AN audio warning system for tackling Dublin's chronic dog fouling problem could be rolled out this year.
The initiative has already proved a huge success on a north Dublin promenade, where a reduction of more than 80pc was achieved.
Start-up company RiteView Solutions is scheduled to discuss a wider implementation of its system with the capital's four local authorities.
RiteView's device was attached to lamp posts on the seaside walkway in Baldoyle during the summer, and subsequent analysis showed the incidence of dog fouling fell by 82pc.
The audio message is activated by movement and requests passers-by to clean up after their pets.
RiteView's Aidan McDermott said the company is due to talk with Fingal, Dublin City, South Dublin and Dun Laoghaire-Rathdown councils within weeks.
"The device is a preventative measure to try and get people to change, to try and make it even more socially unacceptable. That is starting to happen," he said.
RiteView, which also uses drone technology in the war on litter, hopes to have the dog fouling warning system rolled out across Co Dublin.
"It's very, very suitable for certain areas, places like promenades, the pier in Howth, the pier in Dun Laoghaire and parks. Where people have dogs, that's where it's suitable," said Mr McDermott.
RiteView, which is based at NUI Maynooth in Co Kildare, has been involved in a research project for the Environmental Protection Agency, looking at technology solutions to fly-dumping and other litter problems.
The company now intends to offer the technology it has developed to local authorities.
Mr McDermott said that in many instances, city and county councils do not want to implement the solutions themselves, so RiteView has decided to offer the service.
"Typically, local authorities are hiring security companies (to combat fly dumping) that are generally dealing with power solutions – mains power," he said.

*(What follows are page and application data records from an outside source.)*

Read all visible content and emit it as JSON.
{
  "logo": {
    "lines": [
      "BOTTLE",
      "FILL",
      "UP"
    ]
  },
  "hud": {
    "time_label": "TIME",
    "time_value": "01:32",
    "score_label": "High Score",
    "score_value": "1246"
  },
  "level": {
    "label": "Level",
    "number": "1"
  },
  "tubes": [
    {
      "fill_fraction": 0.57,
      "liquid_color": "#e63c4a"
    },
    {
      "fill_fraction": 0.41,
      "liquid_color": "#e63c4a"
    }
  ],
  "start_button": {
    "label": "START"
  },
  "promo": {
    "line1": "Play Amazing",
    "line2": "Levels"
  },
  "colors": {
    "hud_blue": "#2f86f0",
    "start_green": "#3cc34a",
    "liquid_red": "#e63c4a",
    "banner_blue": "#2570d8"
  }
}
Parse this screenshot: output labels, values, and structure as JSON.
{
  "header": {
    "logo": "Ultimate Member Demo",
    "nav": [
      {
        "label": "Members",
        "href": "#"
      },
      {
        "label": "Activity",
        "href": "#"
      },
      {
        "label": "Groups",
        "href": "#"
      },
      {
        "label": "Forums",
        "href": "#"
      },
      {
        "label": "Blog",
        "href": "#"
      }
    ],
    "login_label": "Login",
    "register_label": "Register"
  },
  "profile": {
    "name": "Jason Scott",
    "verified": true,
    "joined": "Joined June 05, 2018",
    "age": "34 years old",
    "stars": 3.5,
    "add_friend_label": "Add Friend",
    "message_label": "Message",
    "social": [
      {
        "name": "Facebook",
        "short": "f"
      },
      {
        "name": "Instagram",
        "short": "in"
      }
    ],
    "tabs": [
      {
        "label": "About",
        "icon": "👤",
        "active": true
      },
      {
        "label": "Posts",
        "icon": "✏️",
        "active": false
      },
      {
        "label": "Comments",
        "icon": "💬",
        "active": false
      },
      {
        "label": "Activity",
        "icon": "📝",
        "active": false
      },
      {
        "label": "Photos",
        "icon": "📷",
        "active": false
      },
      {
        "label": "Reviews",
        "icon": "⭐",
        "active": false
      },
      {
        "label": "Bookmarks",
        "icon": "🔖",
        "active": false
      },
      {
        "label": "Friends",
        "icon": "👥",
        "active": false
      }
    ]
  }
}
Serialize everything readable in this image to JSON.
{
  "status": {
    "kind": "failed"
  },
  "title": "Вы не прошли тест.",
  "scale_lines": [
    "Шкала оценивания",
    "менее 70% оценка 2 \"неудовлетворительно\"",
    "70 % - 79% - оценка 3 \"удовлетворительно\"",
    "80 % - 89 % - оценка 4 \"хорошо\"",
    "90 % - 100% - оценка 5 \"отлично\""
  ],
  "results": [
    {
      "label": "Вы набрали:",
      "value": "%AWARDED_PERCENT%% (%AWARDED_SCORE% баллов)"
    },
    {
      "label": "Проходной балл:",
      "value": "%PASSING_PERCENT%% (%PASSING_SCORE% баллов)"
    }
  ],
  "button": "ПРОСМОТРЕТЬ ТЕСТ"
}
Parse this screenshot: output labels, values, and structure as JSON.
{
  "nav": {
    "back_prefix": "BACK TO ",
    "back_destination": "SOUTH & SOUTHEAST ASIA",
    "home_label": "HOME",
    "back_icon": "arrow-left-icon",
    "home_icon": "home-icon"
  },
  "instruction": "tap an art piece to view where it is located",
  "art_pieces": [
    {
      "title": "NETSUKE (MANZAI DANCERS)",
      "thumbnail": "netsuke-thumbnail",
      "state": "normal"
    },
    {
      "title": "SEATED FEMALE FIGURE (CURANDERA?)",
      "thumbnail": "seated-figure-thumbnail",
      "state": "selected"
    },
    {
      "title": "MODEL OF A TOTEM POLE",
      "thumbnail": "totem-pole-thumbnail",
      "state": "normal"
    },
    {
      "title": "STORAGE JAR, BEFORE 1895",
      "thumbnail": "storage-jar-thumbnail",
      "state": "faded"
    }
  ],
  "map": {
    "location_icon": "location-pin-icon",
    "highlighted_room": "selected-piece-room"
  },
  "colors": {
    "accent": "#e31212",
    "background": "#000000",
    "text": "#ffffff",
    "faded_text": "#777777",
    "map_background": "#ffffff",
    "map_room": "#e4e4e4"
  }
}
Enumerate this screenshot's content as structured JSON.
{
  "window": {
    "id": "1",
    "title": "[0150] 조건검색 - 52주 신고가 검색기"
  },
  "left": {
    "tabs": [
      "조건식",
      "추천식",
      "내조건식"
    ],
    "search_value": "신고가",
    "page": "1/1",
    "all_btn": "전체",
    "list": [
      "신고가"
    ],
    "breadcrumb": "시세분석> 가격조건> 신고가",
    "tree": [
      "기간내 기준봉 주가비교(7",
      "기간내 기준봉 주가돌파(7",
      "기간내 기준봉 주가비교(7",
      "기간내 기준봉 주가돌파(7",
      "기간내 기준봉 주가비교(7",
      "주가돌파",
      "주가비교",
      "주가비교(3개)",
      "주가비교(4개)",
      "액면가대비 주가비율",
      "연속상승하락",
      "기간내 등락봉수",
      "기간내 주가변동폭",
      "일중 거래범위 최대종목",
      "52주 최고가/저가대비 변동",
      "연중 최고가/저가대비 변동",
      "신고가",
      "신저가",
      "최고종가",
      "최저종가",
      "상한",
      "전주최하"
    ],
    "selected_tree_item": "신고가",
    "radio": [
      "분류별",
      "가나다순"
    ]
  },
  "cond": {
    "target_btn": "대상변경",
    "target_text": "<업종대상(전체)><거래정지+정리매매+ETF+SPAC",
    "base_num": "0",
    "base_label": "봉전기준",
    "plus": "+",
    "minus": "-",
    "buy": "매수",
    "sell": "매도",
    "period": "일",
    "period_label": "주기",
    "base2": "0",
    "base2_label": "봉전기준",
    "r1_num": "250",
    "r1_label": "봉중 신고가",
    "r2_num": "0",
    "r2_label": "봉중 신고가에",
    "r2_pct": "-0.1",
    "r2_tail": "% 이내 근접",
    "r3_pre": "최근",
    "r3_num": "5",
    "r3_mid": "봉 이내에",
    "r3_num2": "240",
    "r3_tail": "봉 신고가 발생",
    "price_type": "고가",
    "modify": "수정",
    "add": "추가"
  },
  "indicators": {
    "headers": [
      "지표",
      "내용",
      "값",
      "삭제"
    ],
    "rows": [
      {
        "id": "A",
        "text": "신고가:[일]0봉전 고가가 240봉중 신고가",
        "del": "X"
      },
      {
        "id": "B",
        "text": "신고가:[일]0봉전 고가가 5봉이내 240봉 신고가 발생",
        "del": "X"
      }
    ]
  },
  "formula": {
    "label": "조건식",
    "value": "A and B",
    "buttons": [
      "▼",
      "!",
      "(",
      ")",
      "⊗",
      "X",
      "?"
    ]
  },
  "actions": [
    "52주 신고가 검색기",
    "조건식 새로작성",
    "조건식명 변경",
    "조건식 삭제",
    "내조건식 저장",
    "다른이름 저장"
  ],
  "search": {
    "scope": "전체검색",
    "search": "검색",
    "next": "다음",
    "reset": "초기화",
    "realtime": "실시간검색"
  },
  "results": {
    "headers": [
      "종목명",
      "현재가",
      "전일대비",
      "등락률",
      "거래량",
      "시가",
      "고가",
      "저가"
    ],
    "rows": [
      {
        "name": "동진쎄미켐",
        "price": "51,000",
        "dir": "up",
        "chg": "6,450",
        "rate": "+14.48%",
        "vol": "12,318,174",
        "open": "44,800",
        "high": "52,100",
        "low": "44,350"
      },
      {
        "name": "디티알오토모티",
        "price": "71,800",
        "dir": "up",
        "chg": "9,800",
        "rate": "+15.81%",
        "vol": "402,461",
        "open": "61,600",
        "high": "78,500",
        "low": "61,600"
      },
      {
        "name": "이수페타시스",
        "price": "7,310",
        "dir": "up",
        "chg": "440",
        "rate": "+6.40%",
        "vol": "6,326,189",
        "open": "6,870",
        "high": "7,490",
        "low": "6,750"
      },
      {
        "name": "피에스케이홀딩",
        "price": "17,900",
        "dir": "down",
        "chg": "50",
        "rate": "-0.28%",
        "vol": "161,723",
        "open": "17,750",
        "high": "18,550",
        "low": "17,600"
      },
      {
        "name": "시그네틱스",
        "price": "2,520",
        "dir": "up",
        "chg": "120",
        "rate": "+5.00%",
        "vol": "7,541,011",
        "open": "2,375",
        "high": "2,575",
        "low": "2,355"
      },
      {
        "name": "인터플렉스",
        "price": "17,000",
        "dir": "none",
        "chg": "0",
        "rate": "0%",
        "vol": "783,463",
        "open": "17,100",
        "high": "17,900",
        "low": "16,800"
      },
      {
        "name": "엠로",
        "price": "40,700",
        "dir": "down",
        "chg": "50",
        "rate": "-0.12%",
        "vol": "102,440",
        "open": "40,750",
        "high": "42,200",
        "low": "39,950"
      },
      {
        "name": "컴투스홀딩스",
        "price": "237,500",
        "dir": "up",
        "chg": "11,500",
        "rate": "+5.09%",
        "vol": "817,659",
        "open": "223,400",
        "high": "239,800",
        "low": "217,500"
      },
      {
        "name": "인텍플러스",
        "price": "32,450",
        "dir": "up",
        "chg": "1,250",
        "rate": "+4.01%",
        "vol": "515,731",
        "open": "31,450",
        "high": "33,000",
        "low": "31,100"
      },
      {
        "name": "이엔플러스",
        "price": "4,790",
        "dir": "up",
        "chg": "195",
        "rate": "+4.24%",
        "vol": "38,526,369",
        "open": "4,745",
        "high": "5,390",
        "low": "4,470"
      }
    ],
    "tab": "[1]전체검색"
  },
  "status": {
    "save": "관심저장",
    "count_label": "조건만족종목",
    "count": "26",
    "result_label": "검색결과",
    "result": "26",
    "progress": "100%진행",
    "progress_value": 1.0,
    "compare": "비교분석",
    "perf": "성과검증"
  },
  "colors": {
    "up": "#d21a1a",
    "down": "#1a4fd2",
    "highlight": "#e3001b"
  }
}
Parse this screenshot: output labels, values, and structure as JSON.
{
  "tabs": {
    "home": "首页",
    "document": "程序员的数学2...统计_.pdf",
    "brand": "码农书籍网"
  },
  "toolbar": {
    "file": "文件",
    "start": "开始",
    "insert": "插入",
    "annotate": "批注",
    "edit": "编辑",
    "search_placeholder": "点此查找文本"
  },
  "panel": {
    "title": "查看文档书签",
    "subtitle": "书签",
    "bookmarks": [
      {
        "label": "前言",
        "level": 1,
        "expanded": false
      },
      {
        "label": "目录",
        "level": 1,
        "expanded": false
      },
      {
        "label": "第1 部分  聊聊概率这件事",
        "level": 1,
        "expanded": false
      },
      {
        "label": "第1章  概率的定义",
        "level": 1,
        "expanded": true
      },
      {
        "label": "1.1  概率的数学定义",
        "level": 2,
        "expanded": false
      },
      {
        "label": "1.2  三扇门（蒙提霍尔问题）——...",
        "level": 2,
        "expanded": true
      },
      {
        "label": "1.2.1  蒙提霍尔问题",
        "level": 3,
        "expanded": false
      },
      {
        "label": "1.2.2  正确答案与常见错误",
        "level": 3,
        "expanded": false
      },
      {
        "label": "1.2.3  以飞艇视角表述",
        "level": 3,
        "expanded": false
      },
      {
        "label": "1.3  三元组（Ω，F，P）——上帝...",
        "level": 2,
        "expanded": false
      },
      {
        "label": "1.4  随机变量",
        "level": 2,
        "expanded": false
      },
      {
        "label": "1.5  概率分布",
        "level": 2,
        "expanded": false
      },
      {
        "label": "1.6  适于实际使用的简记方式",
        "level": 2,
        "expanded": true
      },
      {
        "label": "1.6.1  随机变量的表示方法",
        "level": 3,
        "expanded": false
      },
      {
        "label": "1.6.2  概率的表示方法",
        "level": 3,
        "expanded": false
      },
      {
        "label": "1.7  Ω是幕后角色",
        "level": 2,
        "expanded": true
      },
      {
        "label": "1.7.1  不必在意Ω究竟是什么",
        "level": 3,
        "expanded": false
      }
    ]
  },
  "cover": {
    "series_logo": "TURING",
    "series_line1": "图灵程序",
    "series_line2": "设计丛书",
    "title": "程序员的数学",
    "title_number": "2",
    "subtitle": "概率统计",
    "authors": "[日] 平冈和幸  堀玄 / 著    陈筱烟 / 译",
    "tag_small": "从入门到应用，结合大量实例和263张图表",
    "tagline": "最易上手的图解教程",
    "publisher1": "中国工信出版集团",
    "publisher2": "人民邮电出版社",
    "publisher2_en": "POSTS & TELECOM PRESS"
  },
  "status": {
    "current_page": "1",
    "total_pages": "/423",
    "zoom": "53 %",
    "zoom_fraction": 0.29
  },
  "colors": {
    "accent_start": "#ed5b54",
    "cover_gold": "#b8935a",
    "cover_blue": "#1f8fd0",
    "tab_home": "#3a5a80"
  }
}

"Cameras tend to be power-hungry and costly to install. We've been focusing on battery-powered solutions.
"It's economical to install them for short periods of time. One of the technologies we developed was a programmable audio device and we programmed it for illegal dumping at bottle banks.
"It said: 'Thank you for recycling and please keep the area clean afterwards'.
"It made a big difference. It stops the issue from happening in the first place. The success rate in prosecutions (for illegal dumping) is very low. If they stop it happening in the first place, it will be more cost-effective."
Other devices that RiteView is offering to local authorities includes drones – unmanned aerial vehicles.
Mr McDermott said an application could involve a dangerous area where council officials want to take aerial photos. He gave the example of illegal scrapyards, which cannot be viewed properly from the road.